Not long ago, we heard a great deal about the “hydrogen economy.” While the prospect of using hydrogen for vehicle fuel, as well as other energy storage functions, is not dead, it has faded into the background as a number of technical hurdles need to be overcome.
Cost is one factor, especially as battery costs continue to fall. A battery will never be able to deliver the amount of energy capacity per pound as hydrogen, though with battery-powered vehicle ranges in excess of 200 miles, that might be good enough for many applications. Heavier vehicles like trucks, trains and airplanes will likely need some other approach for which hydrogen still has great potential. But another problem facing hydrogen is where to get it in the first place.
Both of the most common methods, electrolysis and natural gas reforming, have issues. Electrolysis -- applying electric current to water to break it into its constituent parts: hydrogen and oxygen -- is straightforward and clean. However the amount of energy required for this is quite high.
Natural gas reforming, as the name implies, takes in natural gas and generally uses steam to extract hydrogen from it. As of now, natural gas is abundant and quite inexpensive. However, the process emits CO2 as a by-product -- which, to some extent, defeats the purpose of producing a clean fuel.
Now, a company called HyperSolar claims to have developed a commercially-scalable method of producing hydrogen using only sunlight and water.
The photoelectrochemical process, which HyperSolar claims was inspired by photosynthesis, uses a self-contained hydrogen generator: Water flows through, and hydrogen and oxygen are extracted at the cathode and anode, respectively, while sunlight enters from above.
If all the company did was use solar as the energy source for electrolysis, that wouldn’t be anything new. The amount of solar power required would still be cost prohibitive.
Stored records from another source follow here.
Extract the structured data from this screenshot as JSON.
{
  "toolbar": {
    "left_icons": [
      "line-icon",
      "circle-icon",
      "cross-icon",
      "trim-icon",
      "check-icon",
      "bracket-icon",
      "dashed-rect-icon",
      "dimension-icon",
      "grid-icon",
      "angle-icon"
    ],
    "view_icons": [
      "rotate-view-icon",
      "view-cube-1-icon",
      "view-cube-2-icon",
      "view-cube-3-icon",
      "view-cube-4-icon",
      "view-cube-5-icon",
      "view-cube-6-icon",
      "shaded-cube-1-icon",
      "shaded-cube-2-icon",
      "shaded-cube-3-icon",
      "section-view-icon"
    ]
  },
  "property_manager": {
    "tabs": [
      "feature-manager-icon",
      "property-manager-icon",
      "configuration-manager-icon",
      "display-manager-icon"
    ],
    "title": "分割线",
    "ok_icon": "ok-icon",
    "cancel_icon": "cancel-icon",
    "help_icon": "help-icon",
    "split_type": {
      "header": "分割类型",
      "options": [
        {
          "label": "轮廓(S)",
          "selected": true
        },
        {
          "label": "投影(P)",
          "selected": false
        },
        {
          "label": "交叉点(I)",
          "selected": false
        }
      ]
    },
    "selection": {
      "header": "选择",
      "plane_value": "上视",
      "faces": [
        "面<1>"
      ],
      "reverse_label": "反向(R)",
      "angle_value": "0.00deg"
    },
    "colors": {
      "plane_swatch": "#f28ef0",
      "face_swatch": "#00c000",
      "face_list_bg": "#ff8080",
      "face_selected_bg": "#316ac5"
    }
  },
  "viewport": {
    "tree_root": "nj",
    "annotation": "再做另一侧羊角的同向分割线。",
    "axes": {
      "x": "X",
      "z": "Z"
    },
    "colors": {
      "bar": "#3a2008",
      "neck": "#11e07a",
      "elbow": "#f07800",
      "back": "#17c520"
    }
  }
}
But the HyperSolar system has two distinct advantages.
First, it facilitates a more complete transfer of energy into each hydrogen molecule. This provides a great deal more stored energy for each unit of energy input, which greatly reduces cost. Secondly, unlike conventional electrolysis systems, which require purified water, this system can use ocean water, waste water or just about any other water source. This is crucial as water has become as critical an issue as energy, and in some places even more so.
How is this accomplished? The HyperSolar technology is based on two breakthroughs. The company developed a nanoparticle that is designed to mimic natural photosynthesis in the way that it absorbs sunlight, as well as provide integrated anode and cathode areas that efficiently split the water and transfer electrons into the molecular hydrogen bonds. This process effectively captures far more of the sun's energy and transforms it into hydrogen than other approaches. Furthermore, each particle is encapsulated in a protective coating that allows it to be submerged under water without corrosion or short-circuiting. This allows the particles to be used in a wide range of water conditions.
The combination of these two elements provide a distinctive economic advantage. But is it enough to relaunch the hydrogen economy? Only time will tell.
Image credit: Pixabay
RP Siegel, author and inventor, shines a powerful light on numerous environmental and technological topics. His work has appeared in Triple Pundit, GreenBiz, Justmeans, CSRWire, Sustainable Brands, Grist, Strategy+Business, Mechanical Engineering, Design News, PolicyInnovations, Social Earth, Environmental Science, 3BL Media, ThomasNet, Huffington Post, Eniday, and engineering.com among others . He is the co-author, with Roger Saillant, of Vapor Trails, an adventure novel that shows climate change from a human perspective. RP is a professional engineer - a prolific inventor with 53 patents and President of Rain Mountain LLC a an independent product development group. RP was the winner of the 2015 Abu Dhabi Sustainability Week blogging competition. Contact: firstname.lastname@example.org